-- Exercise data follows --

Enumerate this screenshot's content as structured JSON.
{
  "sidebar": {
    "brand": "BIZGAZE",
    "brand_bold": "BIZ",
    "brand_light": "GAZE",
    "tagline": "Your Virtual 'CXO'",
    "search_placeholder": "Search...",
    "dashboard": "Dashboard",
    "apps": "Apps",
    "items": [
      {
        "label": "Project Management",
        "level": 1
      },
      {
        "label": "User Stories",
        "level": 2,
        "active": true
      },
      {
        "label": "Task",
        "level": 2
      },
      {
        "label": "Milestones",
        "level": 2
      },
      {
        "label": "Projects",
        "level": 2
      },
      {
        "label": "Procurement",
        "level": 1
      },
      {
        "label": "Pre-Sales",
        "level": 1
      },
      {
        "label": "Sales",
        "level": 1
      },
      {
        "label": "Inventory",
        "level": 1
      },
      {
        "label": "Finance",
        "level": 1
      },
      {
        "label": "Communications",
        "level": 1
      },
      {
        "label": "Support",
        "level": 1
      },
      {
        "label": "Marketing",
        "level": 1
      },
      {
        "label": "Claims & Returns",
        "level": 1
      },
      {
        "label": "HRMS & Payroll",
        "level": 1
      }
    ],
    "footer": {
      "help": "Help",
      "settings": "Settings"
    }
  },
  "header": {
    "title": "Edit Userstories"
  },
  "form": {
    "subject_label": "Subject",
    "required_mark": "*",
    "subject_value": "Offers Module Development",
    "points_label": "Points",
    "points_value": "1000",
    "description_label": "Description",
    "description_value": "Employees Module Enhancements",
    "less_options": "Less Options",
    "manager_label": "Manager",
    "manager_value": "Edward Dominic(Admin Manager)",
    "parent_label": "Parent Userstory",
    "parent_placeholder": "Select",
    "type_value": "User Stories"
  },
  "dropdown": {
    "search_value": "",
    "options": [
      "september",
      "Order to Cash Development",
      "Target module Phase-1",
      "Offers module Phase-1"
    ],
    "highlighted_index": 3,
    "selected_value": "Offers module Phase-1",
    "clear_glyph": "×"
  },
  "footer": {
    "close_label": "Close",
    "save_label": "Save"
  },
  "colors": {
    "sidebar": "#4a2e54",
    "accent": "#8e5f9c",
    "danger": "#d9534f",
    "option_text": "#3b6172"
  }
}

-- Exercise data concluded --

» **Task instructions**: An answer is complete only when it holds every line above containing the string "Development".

» **Task answer**:
    "subject_value": "Offers Module Development",
      "Order to Cash Development",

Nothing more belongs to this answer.